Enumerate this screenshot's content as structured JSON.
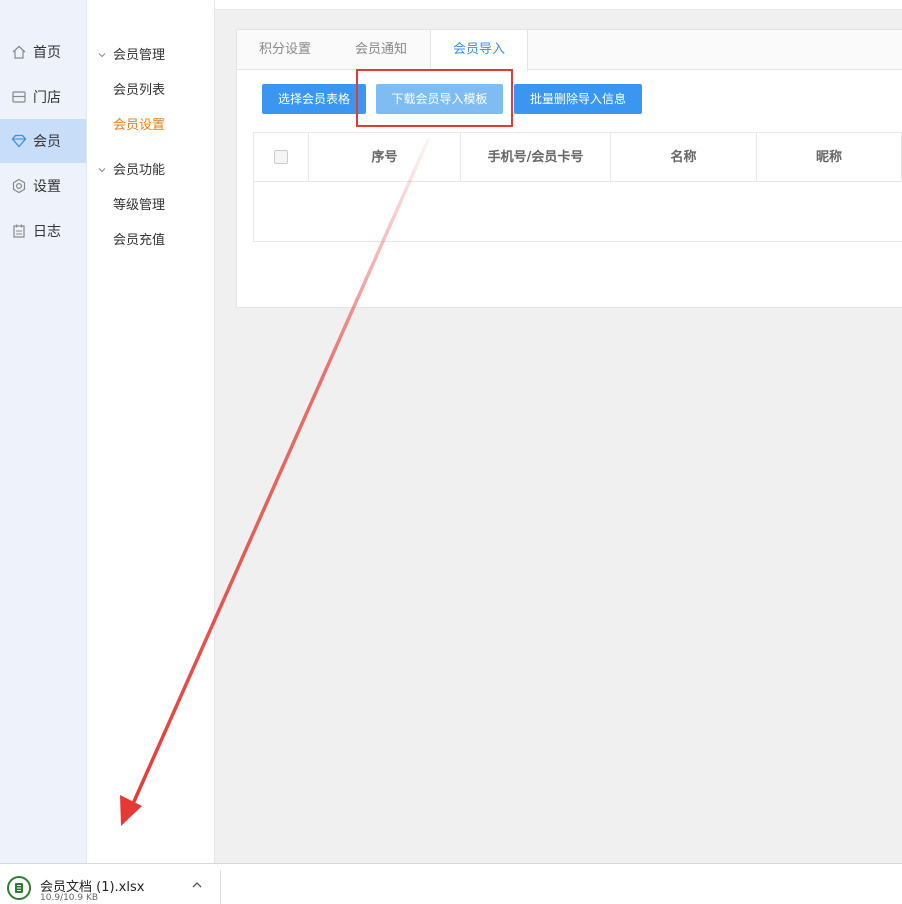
{
  "nav": {
    "items": [
      {
        "label": "首页",
        "icon": "home-icon"
      },
      {
        "label": "门店",
        "icon": "store-icon"
      },
      {
        "label": "会员",
        "icon": "diamond-icon"
      },
      {
        "label": "设置",
        "icon": "gear-icon"
      },
      {
        "label": "日志",
        "icon": "calendar-icon"
      }
    ],
    "active_label": "会员"
  },
  "subnav": {
    "groups": [
      {
        "label": "会员管理",
        "items": [
          "会员列表",
          "会员设置"
        ]
      },
      {
        "label": "会员功能",
        "items": [
          "等级管理",
          "会员充值"
        ]
      }
    ],
    "active_item": "会员设置"
  },
  "tabs": [
    "积分设置",
    "会员通知",
    "会员导入"
  ],
  "active_tab": "会员导入",
  "buttons": {
    "select_table": "选择会员表格",
    "download_template": "下载会员导入模板",
    "batch_delete": "批量删除导入信息"
  },
  "table": {
    "headers": [
      "序号",
      "手机号/会员卡号",
      "名称",
      "昵称"
    ]
  },
  "download": {
    "filename": "会员文档 (1).xlsx",
    "size": "10.9/10.9 KB"
  },
  "colors": {
    "accent": "#3a96f0",
    "active_orange": "#f07d1e",
    "annotation_red": "#e53935"
  }
}
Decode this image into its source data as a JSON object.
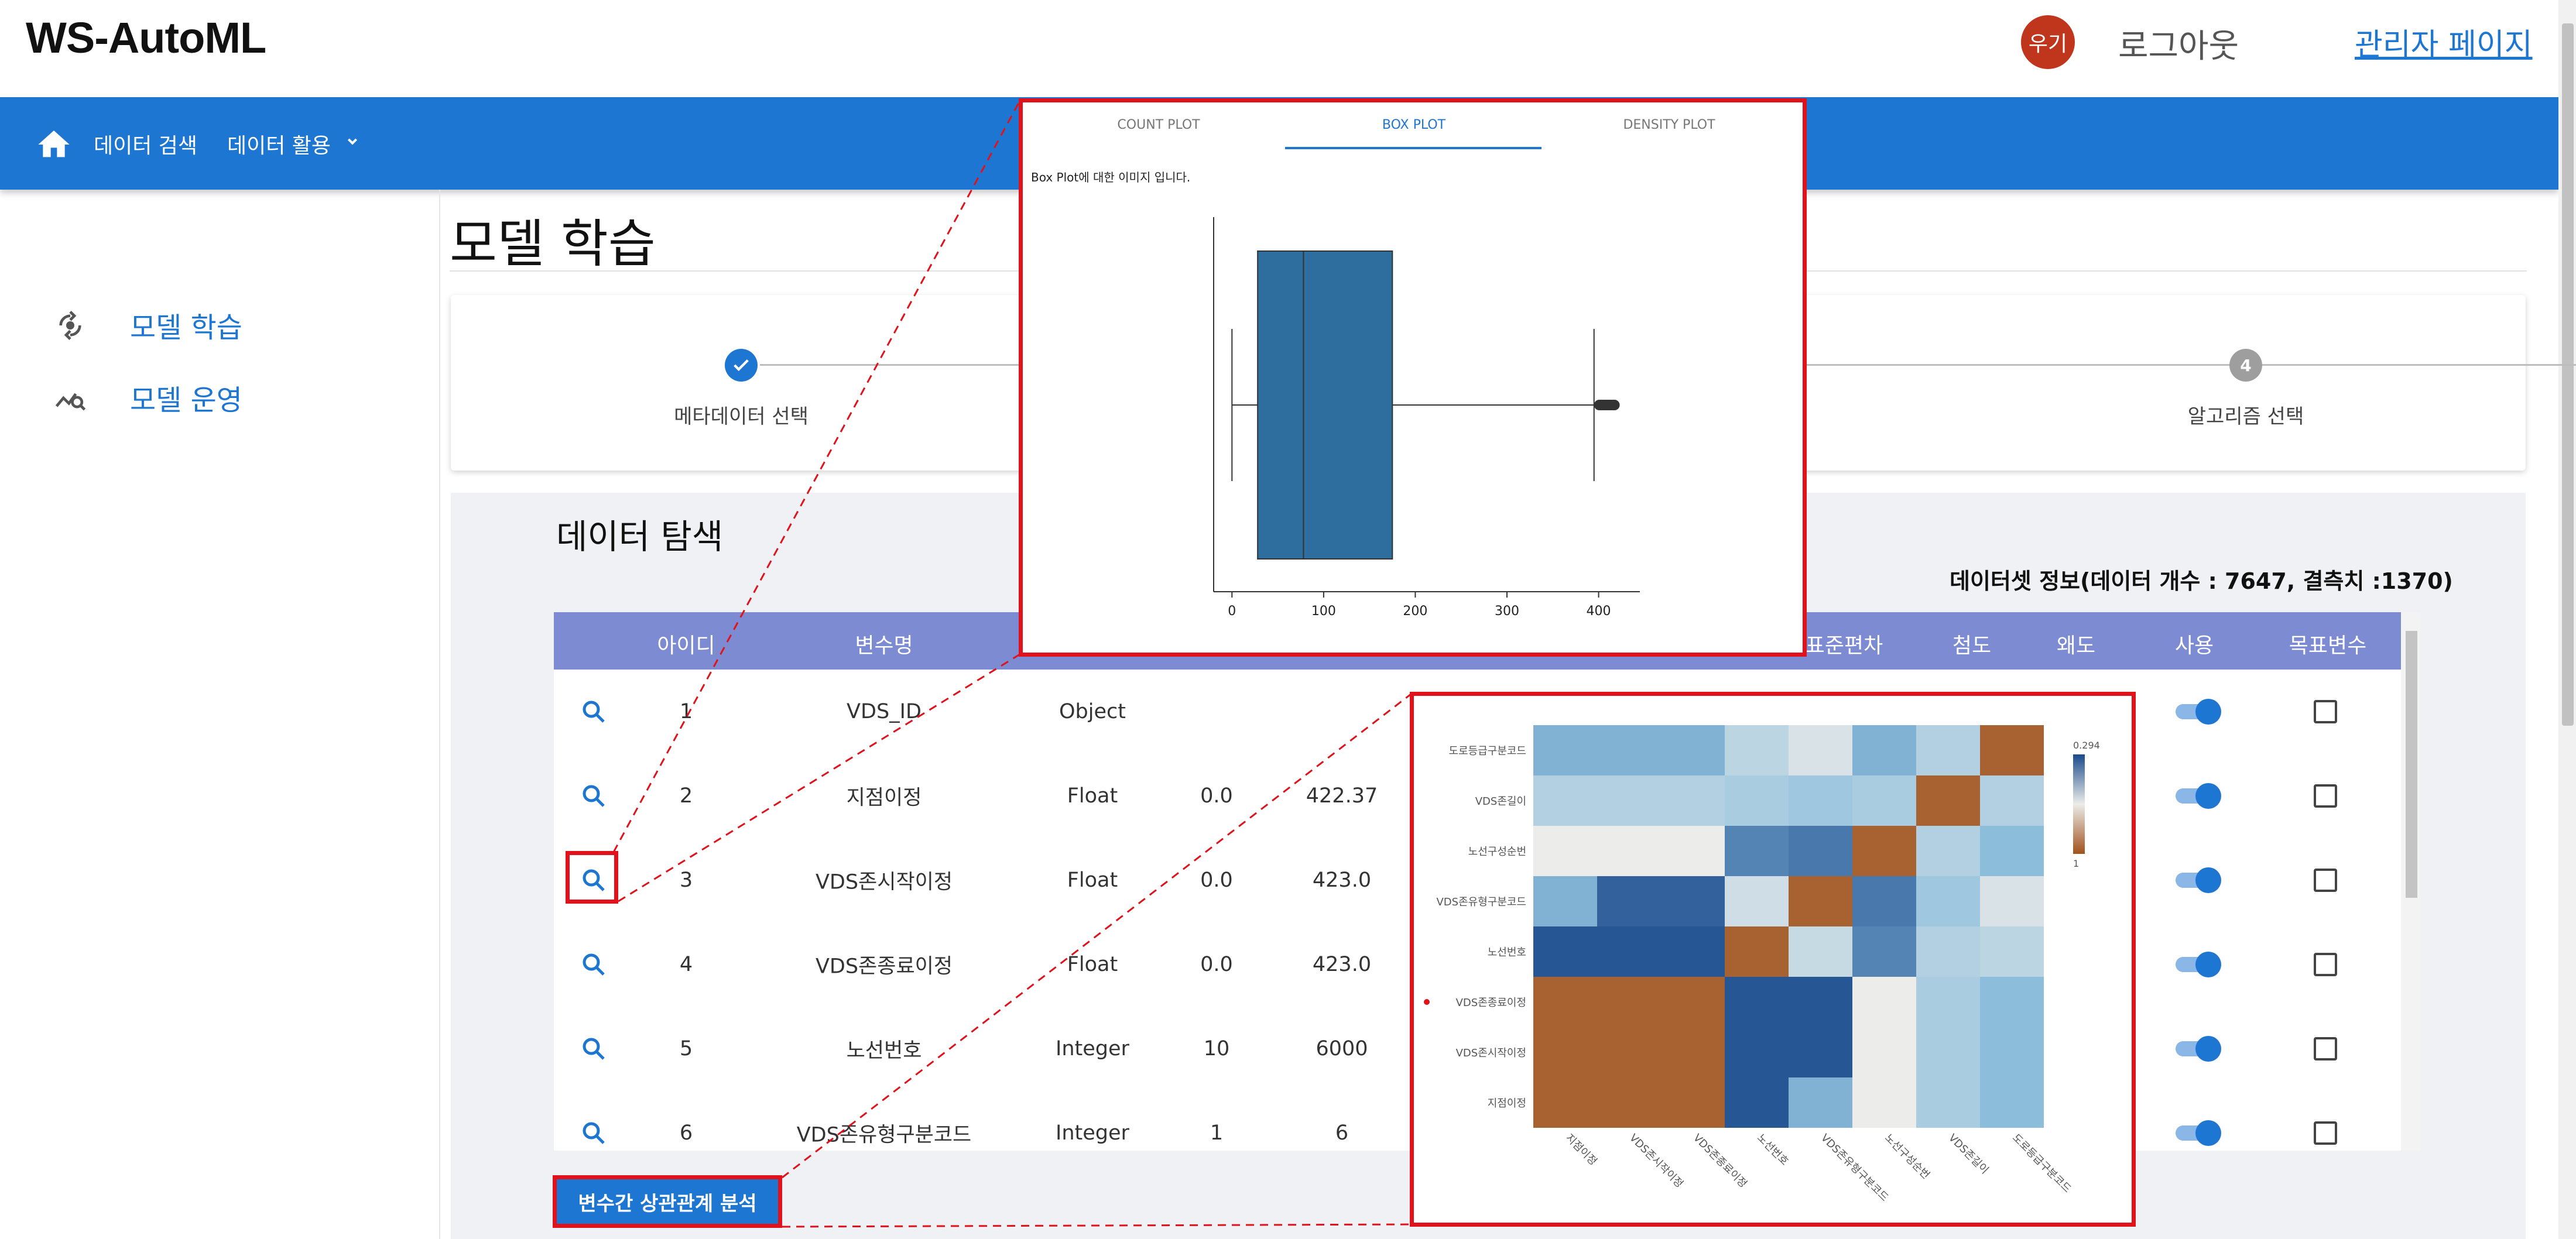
{
  "header": {
    "logo": "WS-AutoML",
    "avatar_text": "우기",
    "logout": "로그아웃",
    "admin_link": "관리자 페이지"
  },
  "nav": {
    "home_icon": "home-icon",
    "items": [
      {
        "label": "데이터 검색"
      },
      {
        "label": "데이터 활용"
      }
    ]
  },
  "sidebar": {
    "items": [
      {
        "label": "모델 학습",
        "icon": "model-train-icon"
      },
      {
        "label": "모델 운영",
        "icon": "model-ops-icon"
      }
    ]
  },
  "main": {
    "title": "모델 학습",
    "steps": [
      {
        "label": "메타데이터 선택",
        "number": "",
        "status": "done"
      },
      {
        "label": "알고리즘 선택",
        "number": "4",
        "status": "pending"
      }
    ],
    "explore_title": "데이터 탐색",
    "dataset_info": "데이터셋 정보(데이터 개수 : 7647, 결측치 :1370)",
    "table": {
      "columns": [
        "아이디",
        "변수명",
        "표준편차",
        "첨도",
        "왜도",
        "사용",
        "목표변수"
      ],
      "rows": [
        {
          "id": "1",
          "name": "VDS_ID",
          "type": "Object",
          "min": "",
          "max": "",
          "use": true,
          "target": false
        },
        {
          "id": "2",
          "name": "지점이정",
          "type": "Float",
          "min": "0.0",
          "max": "422.37",
          "use": true,
          "target": false
        },
        {
          "id": "3",
          "name": "VDS존시작이정",
          "type": "Float",
          "min": "0.0",
          "max": "423.0",
          "use": true,
          "target": false
        },
        {
          "id": "4",
          "name": "VDS존종료이정",
          "type": "Float",
          "min": "0.0",
          "max": "423.0",
          "use": true,
          "target": false
        },
        {
          "id": "5",
          "name": "노선번호",
          "type": "Integer",
          "min": "10",
          "max": "6000",
          "use": true,
          "target": false
        },
        {
          "id": "6",
          "name": "VDS존유형구분코드",
          "type": "Integer",
          "min": "1",
          "max": "6",
          "use": true,
          "target": false
        }
      ]
    },
    "corr_button": "변수간 상관관계 분석"
  },
  "box_popup": {
    "tabs": [
      "COUNT PLOT",
      "BOX PLOT",
      "DENSITY PLOT"
    ],
    "active_tab": "BOX PLOT",
    "caption": "Box Plot에 대한 이미지 입니다."
  },
  "chart_data": [
    {
      "type": "box",
      "title": "",
      "xlabel": "",
      "ylabel": "",
      "xlim": [
        -20,
        445
      ],
      "x_ticks": [
        "0",
        "100",
        "200",
        "300",
        "400"
      ],
      "whisker_low": 0,
      "q1": 28,
      "median": 78,
      "q3": 175,
      "whisker_high": 395,
      "outliers_range": [
        395,
        423
      ],
      "color": "#2e6e9e"
    },
    {
      "type": "heatmap",
      "title": "",
      "y_labels": [
        "도로등급구분코드",
        "VDS존길이",
        "노선구성순번",
        "VDS존유형구분코드",
        "노선번호",
        "VDS존종료이정",
        "VDS존시작이정",
        "지점이정"
      ],
      "x_labels": [
        "지점이정",
        "VDS존시작이정",
        "VDS존종료이정",
        "노선번호",
        "VDS존유형구분코드",
        "노선구성순번",
        "VDS존길이",
        "도로등급구분코드"
      ],
      "colorbar_labels": [
        "0.294",
        "1"
      ],
      "values": [
        [
          0.55,
          0.55,
          0.55,
          0.25,
          0.1,
          0.55,
          0.3,
          -0.9
        ],
        [
          0.3,
          0.3,
          0.3,
          0.35,
          0.4,
          0.35,
          -0.9,
          0.3
        ],
        [
          0.0,
          0.0,
          0.0,
          0.75,
          0.8,
          -0.9,
          0.3,
          0.5
        ],
        [
          0.55,
          0.9,
          0.9,
          0.15,
          -0.9,
          0.8,
          0.4,
          0.1
        ],
        [
          0.95,
          0.95,
          0.95,
          -0.9,
          0.2,
          0.75,
          0.3,
          0.25
        ],
        [
          -0.9,
          -0.9,
          -0.9,
          0.95,
          0.95,
          0.0,
          0.35,
          0.5
        ],
        [
          -0.9,
          -0.9,
          -0.9,
          0.95,
          0.95,
          0.0,
          0.35,
          0.5
        ],
        [
          -0.9,
          -0.9,
          -0.9,
          0.95,
          0.55,
          0.0,
          0.35,
          0.5
        ]
      ]
    }
  ],
  "colors": {
    "brand": "#1e76d3",
    "table_header": "#7d8bd2",
    "highlight": "#e0131c",
    "avatar": "#c0361c"
  }
}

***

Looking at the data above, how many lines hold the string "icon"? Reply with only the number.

8